The first art director I ever worked with was a most accomplished slacker. In the morning, he would drift in well after everyone else, drop by his office and drop off a few Magic Marker comps he’d worked on at home, and head straight for the creative director’s office. There he’d throw himself down sideways in an overstuffed chair, dangle his stubby legs over the arm and begin a lively conversation that would last pretty much all day, interrupted only by the Purolator truck delivering parts for one of the go-carts he raced on weekends.
But here’s something that might surprise you. His audacious screwing around was not the thing that galled me the most. The thing that really got me was this: Those marker comps he’d toss on his desk on his way to Slackerland? They were always (and I want badly to use an expletive here) awesome. Fresh, brilliant ideas. Inspired thoughts and strategies. I hated him in an irrevocable way. Here I was, a copywriter trying to prove I deserved to be a copywriter, hunched over my desk for ten hours every day, stressed beyond all stress points, my nerves like a hair ball I couldn’t cough up… and I could not think up stuff that was as good as the stuff he was thinking up.
Since the days when I devoted much of my time to cursing the aforementioned art director, I’ve come to grips with a few realities.
Creative juices flow like tides on the Bay of Fundy. And everybody’s Bay of Fundy is different. As a creative director or agency principal, the smart thing might be to encourage the people in your office—and not just the creatives—to recognize when they feel the most creative and jam like hell during that time. It seems almost pointless to say everybody is different. But in fact, there’s a good bit of research that suggests, for our purposes, we’re more different than anybody ever thought. Some people are most creative in the mornings when they’re most alert, some are best when they’re hanging on the edge of weariness, and everybody else is somewhere in between. The practical challenges are obvious in the 8-5 world. But hey, there are always time sheets to be filled out and emails to be returned and meetings to be attended during those creative downtimes.
Wearing a long workweek like a badge of honor is nuts. Writing in the Harvard Business Review, Tony Schwartz, CEO of The Energy Project, claims that working more than 50 hours a week has been correlated in a raft of studies with less sleep, less physical activity, higher job dissatisfaction and ultimately, worse performance. That’s pretty damning.

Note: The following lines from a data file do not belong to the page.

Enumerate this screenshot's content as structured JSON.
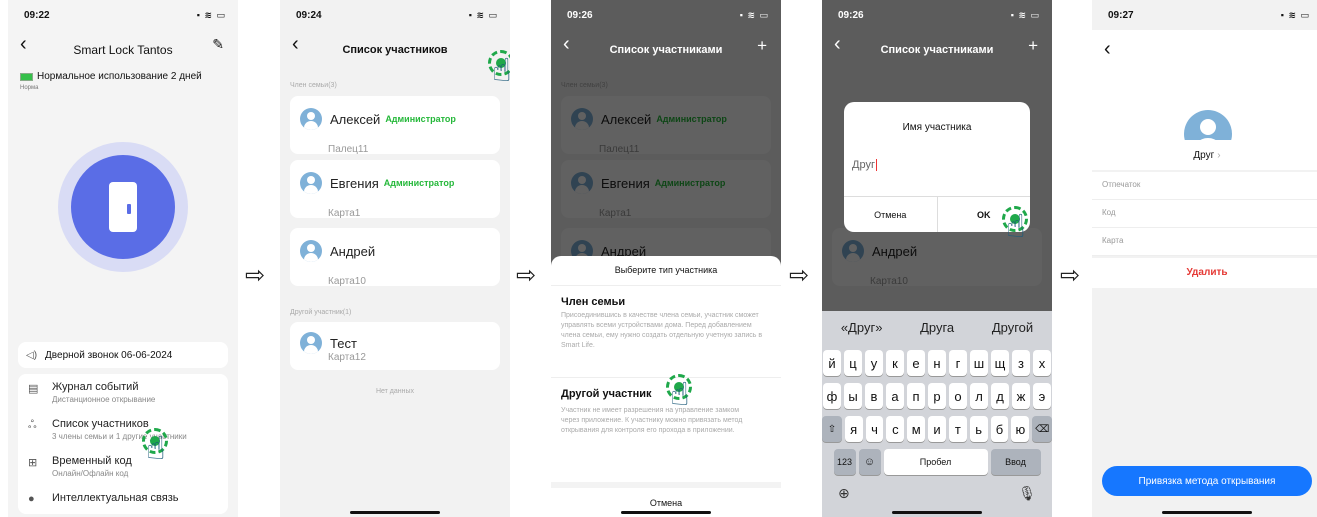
{
  "arrow_glyph": "⇨",
  "status_icons": "▪ ≋ ▭",
  "screen1": {
    "time": "09:22",
    "title": "Smart Lock Tantos",
    "battery_text": "Нормальное использование 2 дней",
    "battery_sub": "Норма",
    "doorbell": "Дверной звонок 06-06-2024",
    "menu": [
      {
        "icon": "event-log-icon",
        "title": "Журнал событий",
        "sub": "Дистанционное открывание"
      },
      {
        "icon": "members-icon",
        "title": "Список участников",
        "sub": "3 члены семьи и 1 другие участники"
      },
      {
        "icon": "temp-code-icon",
        "title": "Временный код",
        "sub": "Онлайн/Офлайн код"
      },
      {
        "icon": "smart-link-icon",
        "title": "Интеллектуальная связь",
        "sub": ""
      }
    ]
  },
  "screen2": {
    "time": "09:24",
    "title": "Список участников",
    "family_section": "Член семьи(3)",
    "members": [
      {
        "name": "Алексей",
        "role": "Администратор",
        "sub": "Палец11"
      },
      {
        "name": "Евгения",
        "role": "Администратор",
        "sub": "Карта1"
      },
      {
        "name": "Андрей",
        "role": "",
        "sub": "Карта10"
      }
    ],
    "other_section": "Другой участник(1)",
    "other_member": {
      "name": "Тест",
      "sub": "Карта12"
    },
    "no_data": "Нет данных"
  },
  "screen3": {
    "time": "09:26",
    "title": "Список участниками",
    "sheet_title": "Выберите тип участника",
    "family_title": "Член семьи",
    "family_desc": "Присоединившись в качестве члена семьи, участник сможет управлять всеми устройствами дома. Перед добавлением члена семьи, ему нужно создать отдельную учетную запись в Smart Life.",
    "other_title": "Другой участник",
    "other_desc": "Участник не имеет разрешения на управление замком через приложение. К участнику можно привязать метод открывания для контроля его прохода в приложении.",
    "cancel": "Отмена"
  },
  "screen4": {
    "time": "09:26",
    "title": "Список участниками",
    "dialog_title": "Имя участника",
    "input_value": "Друг",
    "cancel": "Отмена",
    "ok": "OK",
    "suggestions": [
      "«Друг»",
      "Друга",
      "Другой"
    ],
    "row1": [
      "й",
      "ц",
      "у",
      "к",
      "е",
      "н",
      "г",
      "ш",
      "щ",
      "з",
      "х"
    ],
    "row2": [
      "ф",
      "ы",
      "в",
      "а",
      "п",
      "р",
      "о",
      "л",
      "д",
      "ж",
      "э"
    ],
    "row3": [
      "я",
      "ч",
      "с",
      "м",
      "и",
      "т",
      "ь",
      "б",
      "ю"
    ],
    "key_123": "123",
    "key_space": "Пробел",
    "key_enter": "Ввод"
  },
  "screen5": {
    "time": "09:27",
    "name": "Друг",
    "items": [
      "Отпечаток",
      "Код",
      "Карта"
    ],
    "delete": "Удалить",
    "bind_button": "Привязка метода открывания"
  }
}
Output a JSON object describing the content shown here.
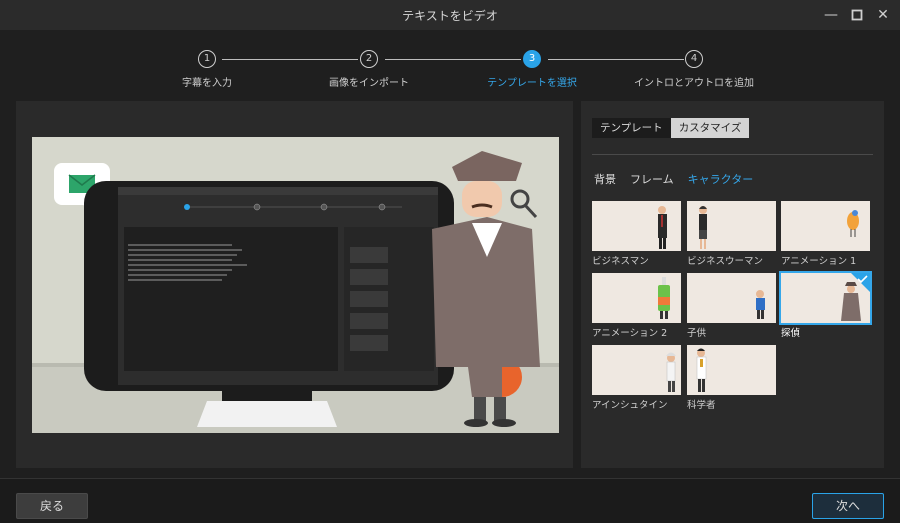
{
  "window": {
    "title": "テキストをビデオ",
    "minimize": "—",
    "maximize": "□",
    "close": "✕"
  },
  "steps": [
    {
      "num": "1",
      "label": "字幕を入力"
    },
    {
      "num": "2",
      "label": "画像をインポート"
    },
    {
      "num": "3",
      "label": "テンプレートを選択"
    },
    {
      "num": "4",
      "label": "イントロとアウトロを追加"
    }
  ],
  "panel": {
    "tabs": [
      "テンプレート",
      "カスタマイズ"
    ],
    "subtabs": [
      "背景",
      "フレーム",
      "キャラクター"
    ],
    "characters": [
      {
        "label": "ビジネスマン"
      },
      {
        "label": "ビジネスウーマン"
      },
      {
        "label": "アニメーション 1"
      },
      {
        "label": "アニメーション 2"
      },
      {
        "label": "子供"
      },
      {
        "label": "探偵"
      },
      {
        "label": "アインシュタイン"
      },
      {
        "label": "科学者"
      }
    ]
  },
  "buttons": {
    "back": "戻る",
    "next": "次へ"
  },
  "colors": {
    "accent": "#2aa3e8",
    "background": "#1f1f1f",
    "panel": "#2a2a2a"
  }
}
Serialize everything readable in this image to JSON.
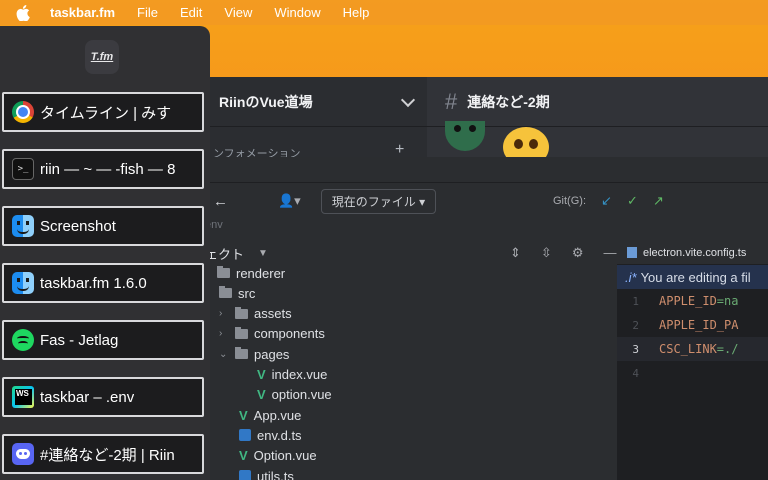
{
  "menubar": {
    "app_name": "taskbar.fm",
    "menus": [
      "File",
      "Edit",
      "View",
      "Window",
      "Help"
    ]
  },
  "discord": {
    "server_name": "RiinのVue道場",
    "channel_name": "連絡など-2期",
    "category": "ンフォメーション",
    "add_symbol": "+"
  },
  "ide": {
    "scope_label": "現在のファイル",
    "git_label": "Git(G):",
    "breadcrumb": "env",
    "project_label": "ェクト",
    "editor_tab": "electron.vite.config.ts",
    "banner_text": "You are editing a fil",
    "code": [
      {
        "num": "1",
        "key": "APPLE_ID",
        "val": "=na"
      },
      {
        "num": "2",
        "key": "APPLE_ID_PA",
        "val": ""
      },
      {
        "num": "3",
        "key": "CSC_LINK",
        "val": "=./"
      },
      {
        "num": "4",
        "key": "",
        "val": ""
      }
    ],
    "tree": [
      {
        "label": "renderer",
        "kind": "folder",
        "caret": ""
      },
      {
        "label": "src",
        "kind": "folder",
        "caret": ""
      },
      {
        "label": "assets",
        "kind": "folder",
        "caret": "›"
      },
      {
        "label": "components",
        "kind": "folder",
        "caret": "›"
      },
      {
        "label": "pages",
        "kind": "folder",
        "caret": "⌄"
      },
      {
        "label": "index.vue",
        "kind": "vue",
        "caret": ""
      },
      {
        "label": "option.vue",
        "kind": "vue",
        "caret": ""
      },
      {
        "label": "App.vue",
        "kind": "vue",
        "caret": ""
      },
      {
        "label": "env.d.ts",
        "kind": "ts",
        "caret": ""
      },
      {
        "label": "Option.vue",
        "kind": "vue",
        "caret": ""
      },
      {
        "label": "utils.ts",
        "kind": "ts",
        "caret": ""
      }
    ]
  },
  "taskbar": {
    "logo_text": "T.fm",
    "items": [
      {
        "label": "タイムライン | みす",
        "icon": "chrome-icon"
      },
      {
        "label": "riin — ~ — -fish — 8",
        "icon": "terminal-icon"
      },
      {
        "label": "Screenshot",
        "icon": "finder-icon"
      },
      {
        "label": "taskbar.fm 1.6.0",
        "icon": "finder-icon"
      },
      {
        "label": "Fas - Jetlag",
        "icon": "spotify-icon"
      },
      {
        "label": "taskbar – .env",
        "icon": "webstorm-icon"
      },
      {
        "label": "#連絡など-2期 | Riin",
        "icon": "discord-icon"
      }
    ]
  },
  "colors": {
    "wallpaper": "#f38b1c",
    "panel": "#303033",
    "task_border": "#d9d9dc"
  }
}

“In our own work in companies, we’ve consistently observed that the longer and more continuously people work, the less marginal return they get from each additional hour—and the more alienated and disengaged they become.” If you’re working hard during the times you’re not feeling creative, you may be simply working hard to look like you’re working hard—or simply working hard to stay awake.
Working smart versus working hard doesn’t have to be a competition. There shouldn’t be a dichotomy. If you’re working when you are most productive, both smart and hard will work alongside you. Tony Schwartz continues, “If you’re a leader, here’s where you need to start: stop measuring your people by the hours they put in, and focus instead on the value they produce. Make that your primary measurement.”
Your office manager may put out a contract on your life, but try this anyway. To gain the most value from every person in your agency, encourage them all to identify the time of day they feel most creative. Then do everything in your power to help them construct their day around that time… even if they are most creative at night.